__Assignment__
Print all records exactly, leaving nothing out.

"""

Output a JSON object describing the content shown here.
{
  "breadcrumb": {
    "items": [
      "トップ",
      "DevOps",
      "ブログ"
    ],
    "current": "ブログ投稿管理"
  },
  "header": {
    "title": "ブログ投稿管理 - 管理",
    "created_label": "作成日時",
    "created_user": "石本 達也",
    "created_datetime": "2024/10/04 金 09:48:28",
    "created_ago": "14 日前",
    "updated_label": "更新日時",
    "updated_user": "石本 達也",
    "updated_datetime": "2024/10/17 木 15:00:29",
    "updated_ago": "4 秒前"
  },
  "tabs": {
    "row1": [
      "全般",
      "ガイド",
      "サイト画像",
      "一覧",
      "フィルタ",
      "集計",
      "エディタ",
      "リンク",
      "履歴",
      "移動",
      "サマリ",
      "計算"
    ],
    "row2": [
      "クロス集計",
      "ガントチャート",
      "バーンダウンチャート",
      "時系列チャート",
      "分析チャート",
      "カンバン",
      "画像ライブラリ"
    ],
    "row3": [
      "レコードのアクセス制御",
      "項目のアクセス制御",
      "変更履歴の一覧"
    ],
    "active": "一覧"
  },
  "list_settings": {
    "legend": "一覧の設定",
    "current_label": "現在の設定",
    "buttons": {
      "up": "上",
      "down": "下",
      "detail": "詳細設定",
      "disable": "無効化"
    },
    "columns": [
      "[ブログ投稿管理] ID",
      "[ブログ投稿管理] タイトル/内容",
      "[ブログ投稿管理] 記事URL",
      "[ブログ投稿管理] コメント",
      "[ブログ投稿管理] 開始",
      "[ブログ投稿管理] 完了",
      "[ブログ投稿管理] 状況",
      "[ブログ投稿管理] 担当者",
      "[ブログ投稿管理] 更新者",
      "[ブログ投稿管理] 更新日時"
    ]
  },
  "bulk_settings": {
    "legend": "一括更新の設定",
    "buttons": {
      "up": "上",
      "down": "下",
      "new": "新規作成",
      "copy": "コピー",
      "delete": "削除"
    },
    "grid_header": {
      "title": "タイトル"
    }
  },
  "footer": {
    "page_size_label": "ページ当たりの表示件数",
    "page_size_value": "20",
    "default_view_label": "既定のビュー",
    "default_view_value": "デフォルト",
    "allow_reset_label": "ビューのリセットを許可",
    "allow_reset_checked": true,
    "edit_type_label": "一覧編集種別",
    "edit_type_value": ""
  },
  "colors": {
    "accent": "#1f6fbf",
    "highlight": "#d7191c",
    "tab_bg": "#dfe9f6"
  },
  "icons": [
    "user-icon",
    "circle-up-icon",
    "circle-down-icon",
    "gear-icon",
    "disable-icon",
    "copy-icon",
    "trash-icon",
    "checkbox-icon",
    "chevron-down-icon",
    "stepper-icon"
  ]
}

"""

__Reply__
Output a JSON object describing the content shown here.
{
  "breadcrumb": {
    "items": [
      "トップ",
      "DevOps",
      "ブログ"
    ],
    "current": "ブログ投稿管理"
  },
  "header": {
    "title": "ブログ投稿管理 - 管理",
    "created_label": "作成日時",
    "created_user": "石本 達也",
    "created_datetime": "2024/10/04 金 09:48:28",
    "created_ago": "14 日前",
    "updated_label": "更新日時",
    "updated_user": "石本 達也",
    "updated_datetime": "2024/10/17 木 15:00:29",
    "updated_ago": "4 秒前"
  },
  "tabs": {
    "row1": [
      "全般",
      "ガイド",
      "サイト画像",
      "一覧",
      "フィルタ",
      "集計",
      "エディタ",
      "リンク",
      "履歴",
      "移動",
      "サマリ",
      "計算"
    ],
    "row2": [
      "クロス集計",
      "ガントチャート",
      "バーンダウンチャート",
      "時系列チャート",
      "分析チャート",
      "カンバン",
      "画像ライブラリ"
    ],
    "row3": [
      "レコードのアクセス制御",
      "項目のアクセス制御",
      "変更履歴の一覧"
    ],
    "active": "一覧"
  },
  "list_settings": {
    "legend": "一覧の設定",
    "current_label": "現在の設定",
    "buttons": {
      "up": "上",
      "down": "下",
      "detail": "詳細設定",
      "disable": "無効化"
    },
    "columns": [
      "[ブログ投稿管理] ID",
      "[ブログ投稿管理] タイトル/内容",
      "[ブログ投稿管理] 記事URL",
      "[ブログ投稿管理] コメント",
      "[ブログ投稿管理] 開始",
      "[ブログ投稿管理] 完了",
      "[ブログ投稿管理] 状況",
      "[ブログ投稿管理] 担当者",
      "[ブログ投稿管理] 更新者",
      "[ブログ投稿管理] 更新日時"
    ]
  },
  "bulk_settings": {
    "legend": "一括更新の設定",
    "buttons": {
      "up": "上",
      "down": "下",
      "new": "新規作成",
      "copy": "コピー",
      "delete": "削除"
    },
    "grid_header": {
      "title": "タイトル"
    }
  },
  "footer": {
    "page_size_label": "ページ当たりの表示件数",
    "page_size_value": "20",
    "default_view_label": "既定のビュー",
    "default_view_value": "デフォルト",
    "allow_reset_label": "ビューのリセットを許可",
    "allow_reset_checked": true,
    "edit_type_label": "一覧編集種別",
    "edit_type_value": ""
  },
  "colors": {
    "accent": "#1f6fbf",
    "highlight": "#d7191c",
    "tab_bg": "#dfe9f6"
  },
  "icons": [
    "user-icon",
    "circle-up-icon",
    "circle-down-icon",
    "gear-icon",
    "disable-icon",
    "copy-icon",
    "trash-icon",
    "checkbox-icon",
    "chevron-down-icon",
    "stepper-icon"
  ]
}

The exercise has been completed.